== Your goal ==
Please report each line of the data below that contains "Hair".

________________

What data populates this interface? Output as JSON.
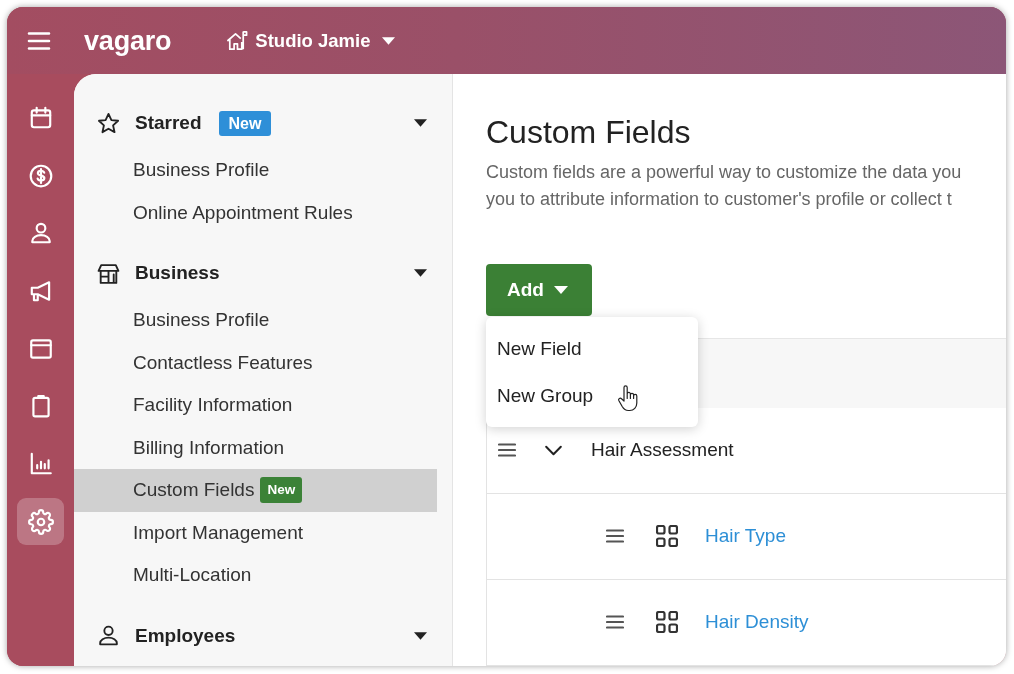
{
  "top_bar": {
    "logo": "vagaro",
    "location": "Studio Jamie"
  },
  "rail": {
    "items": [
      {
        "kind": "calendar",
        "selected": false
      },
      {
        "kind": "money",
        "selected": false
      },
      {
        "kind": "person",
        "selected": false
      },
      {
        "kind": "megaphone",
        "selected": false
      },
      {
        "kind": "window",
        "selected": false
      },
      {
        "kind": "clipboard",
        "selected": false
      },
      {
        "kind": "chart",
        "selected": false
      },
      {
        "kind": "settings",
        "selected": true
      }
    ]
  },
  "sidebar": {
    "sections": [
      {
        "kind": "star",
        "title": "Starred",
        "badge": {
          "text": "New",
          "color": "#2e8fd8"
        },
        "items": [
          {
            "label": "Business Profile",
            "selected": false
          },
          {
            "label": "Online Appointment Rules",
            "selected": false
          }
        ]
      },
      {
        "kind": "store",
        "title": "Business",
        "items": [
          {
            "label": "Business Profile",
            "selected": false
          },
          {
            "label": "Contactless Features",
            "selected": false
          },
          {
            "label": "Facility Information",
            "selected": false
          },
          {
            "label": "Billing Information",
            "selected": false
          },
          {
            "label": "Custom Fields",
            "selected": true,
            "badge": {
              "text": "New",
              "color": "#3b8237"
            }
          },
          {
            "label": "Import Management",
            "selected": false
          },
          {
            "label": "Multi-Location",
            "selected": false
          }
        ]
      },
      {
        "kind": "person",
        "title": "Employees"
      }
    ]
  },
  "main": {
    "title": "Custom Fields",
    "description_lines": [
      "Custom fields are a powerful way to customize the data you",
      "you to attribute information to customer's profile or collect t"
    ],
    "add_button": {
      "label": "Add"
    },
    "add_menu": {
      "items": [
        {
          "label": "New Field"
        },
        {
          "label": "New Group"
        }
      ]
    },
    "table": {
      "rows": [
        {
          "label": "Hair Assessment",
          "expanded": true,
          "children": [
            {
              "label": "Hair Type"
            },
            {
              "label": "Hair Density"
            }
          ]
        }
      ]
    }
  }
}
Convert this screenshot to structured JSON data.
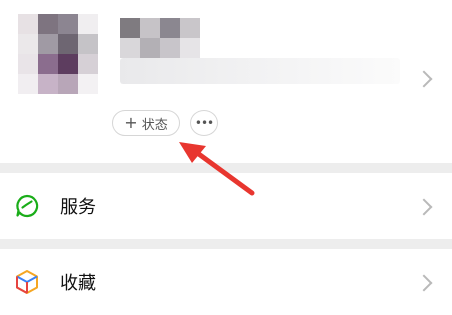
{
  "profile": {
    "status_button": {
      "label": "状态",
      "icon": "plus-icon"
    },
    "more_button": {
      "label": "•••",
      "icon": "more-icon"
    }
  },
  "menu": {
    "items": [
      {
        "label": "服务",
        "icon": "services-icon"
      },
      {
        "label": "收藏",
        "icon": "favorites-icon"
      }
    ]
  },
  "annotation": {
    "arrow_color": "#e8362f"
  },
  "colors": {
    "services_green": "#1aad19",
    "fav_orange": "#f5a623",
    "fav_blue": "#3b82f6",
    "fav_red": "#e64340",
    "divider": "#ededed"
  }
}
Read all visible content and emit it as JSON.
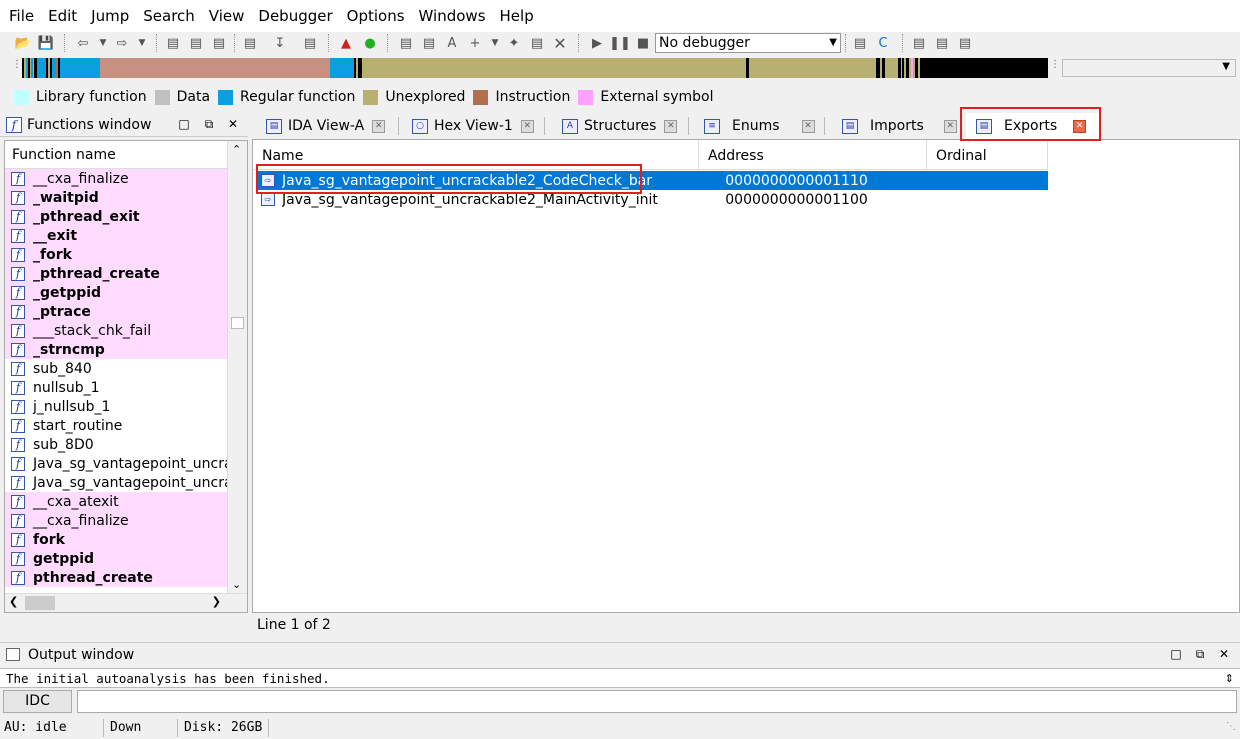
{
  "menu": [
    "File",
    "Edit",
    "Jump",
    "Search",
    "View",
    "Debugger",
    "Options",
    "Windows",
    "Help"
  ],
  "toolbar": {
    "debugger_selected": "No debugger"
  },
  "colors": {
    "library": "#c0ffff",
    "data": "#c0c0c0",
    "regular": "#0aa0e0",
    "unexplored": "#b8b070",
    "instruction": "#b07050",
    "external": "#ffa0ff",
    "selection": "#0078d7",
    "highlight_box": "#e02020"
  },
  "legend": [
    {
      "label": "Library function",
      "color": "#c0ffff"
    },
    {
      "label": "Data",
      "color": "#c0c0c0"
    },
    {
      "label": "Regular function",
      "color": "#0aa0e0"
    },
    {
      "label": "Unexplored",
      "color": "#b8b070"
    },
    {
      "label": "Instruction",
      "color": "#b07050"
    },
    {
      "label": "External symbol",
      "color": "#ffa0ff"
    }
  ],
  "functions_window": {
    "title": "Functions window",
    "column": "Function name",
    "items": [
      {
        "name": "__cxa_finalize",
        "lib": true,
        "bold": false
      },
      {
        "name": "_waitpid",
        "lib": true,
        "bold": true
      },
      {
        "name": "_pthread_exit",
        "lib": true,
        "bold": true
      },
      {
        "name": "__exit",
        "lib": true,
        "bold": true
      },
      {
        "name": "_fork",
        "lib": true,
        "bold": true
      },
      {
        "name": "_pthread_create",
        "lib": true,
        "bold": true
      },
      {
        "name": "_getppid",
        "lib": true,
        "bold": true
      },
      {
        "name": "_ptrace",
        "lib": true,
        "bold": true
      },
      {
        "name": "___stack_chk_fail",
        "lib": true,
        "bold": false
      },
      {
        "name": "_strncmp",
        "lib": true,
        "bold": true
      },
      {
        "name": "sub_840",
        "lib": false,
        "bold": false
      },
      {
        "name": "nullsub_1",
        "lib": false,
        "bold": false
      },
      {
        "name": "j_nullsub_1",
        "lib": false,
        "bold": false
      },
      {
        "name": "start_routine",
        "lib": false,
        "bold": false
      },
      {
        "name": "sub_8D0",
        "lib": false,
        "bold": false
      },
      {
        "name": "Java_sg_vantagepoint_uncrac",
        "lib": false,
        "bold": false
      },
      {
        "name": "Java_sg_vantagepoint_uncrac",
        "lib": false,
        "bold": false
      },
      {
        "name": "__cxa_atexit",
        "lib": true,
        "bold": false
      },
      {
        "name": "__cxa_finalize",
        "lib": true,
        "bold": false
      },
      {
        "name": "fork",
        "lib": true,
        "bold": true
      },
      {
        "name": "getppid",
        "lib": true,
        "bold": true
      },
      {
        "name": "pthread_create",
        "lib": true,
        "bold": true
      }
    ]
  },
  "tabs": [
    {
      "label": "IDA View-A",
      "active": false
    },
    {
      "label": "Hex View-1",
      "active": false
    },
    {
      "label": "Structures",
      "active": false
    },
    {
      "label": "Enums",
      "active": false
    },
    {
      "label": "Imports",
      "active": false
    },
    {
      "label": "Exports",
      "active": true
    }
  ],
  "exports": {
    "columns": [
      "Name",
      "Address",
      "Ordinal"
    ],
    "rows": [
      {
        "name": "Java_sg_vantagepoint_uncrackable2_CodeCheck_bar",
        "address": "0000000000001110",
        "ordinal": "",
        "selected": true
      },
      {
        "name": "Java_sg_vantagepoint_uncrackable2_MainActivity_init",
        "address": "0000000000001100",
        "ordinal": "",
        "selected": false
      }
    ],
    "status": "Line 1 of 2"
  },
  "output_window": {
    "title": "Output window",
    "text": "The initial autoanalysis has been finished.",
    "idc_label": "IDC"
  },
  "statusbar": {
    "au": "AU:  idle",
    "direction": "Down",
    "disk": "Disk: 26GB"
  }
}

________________

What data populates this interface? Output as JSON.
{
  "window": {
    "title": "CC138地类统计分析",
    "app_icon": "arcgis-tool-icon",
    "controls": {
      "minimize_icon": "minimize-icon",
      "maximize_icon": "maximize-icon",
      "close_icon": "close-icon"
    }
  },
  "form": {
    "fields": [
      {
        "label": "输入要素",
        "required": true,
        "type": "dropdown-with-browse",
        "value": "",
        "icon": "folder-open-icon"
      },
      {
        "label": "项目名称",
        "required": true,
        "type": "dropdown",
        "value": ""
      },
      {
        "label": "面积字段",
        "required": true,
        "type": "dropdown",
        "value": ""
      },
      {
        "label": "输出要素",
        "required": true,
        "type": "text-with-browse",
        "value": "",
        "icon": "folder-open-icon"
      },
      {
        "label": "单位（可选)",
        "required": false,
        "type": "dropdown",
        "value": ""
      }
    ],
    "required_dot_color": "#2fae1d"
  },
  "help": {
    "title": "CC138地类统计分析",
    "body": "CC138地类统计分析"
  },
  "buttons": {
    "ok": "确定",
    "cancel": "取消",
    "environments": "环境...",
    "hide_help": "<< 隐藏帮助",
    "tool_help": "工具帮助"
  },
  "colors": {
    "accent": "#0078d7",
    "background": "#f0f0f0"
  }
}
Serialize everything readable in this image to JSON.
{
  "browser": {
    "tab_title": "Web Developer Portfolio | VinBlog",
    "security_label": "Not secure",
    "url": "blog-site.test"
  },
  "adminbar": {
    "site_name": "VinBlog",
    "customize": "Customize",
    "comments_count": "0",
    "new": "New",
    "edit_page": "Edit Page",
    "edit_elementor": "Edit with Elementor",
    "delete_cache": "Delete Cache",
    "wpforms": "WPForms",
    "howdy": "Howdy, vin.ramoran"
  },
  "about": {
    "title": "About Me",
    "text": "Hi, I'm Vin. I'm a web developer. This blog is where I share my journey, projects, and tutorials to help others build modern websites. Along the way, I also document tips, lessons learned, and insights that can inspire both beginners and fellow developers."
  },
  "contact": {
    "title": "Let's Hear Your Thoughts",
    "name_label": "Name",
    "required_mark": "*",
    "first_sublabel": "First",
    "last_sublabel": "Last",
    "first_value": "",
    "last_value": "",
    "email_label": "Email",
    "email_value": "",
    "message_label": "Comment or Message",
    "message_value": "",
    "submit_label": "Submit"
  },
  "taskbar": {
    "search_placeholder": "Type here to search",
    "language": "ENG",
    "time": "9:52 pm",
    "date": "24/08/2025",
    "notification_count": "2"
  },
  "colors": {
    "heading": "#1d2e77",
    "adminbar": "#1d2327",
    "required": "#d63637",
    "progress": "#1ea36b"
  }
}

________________

== Task result ==
          "label": "Hair Assessment",
              "label": "Hair Type"
              "label": "Hair Density"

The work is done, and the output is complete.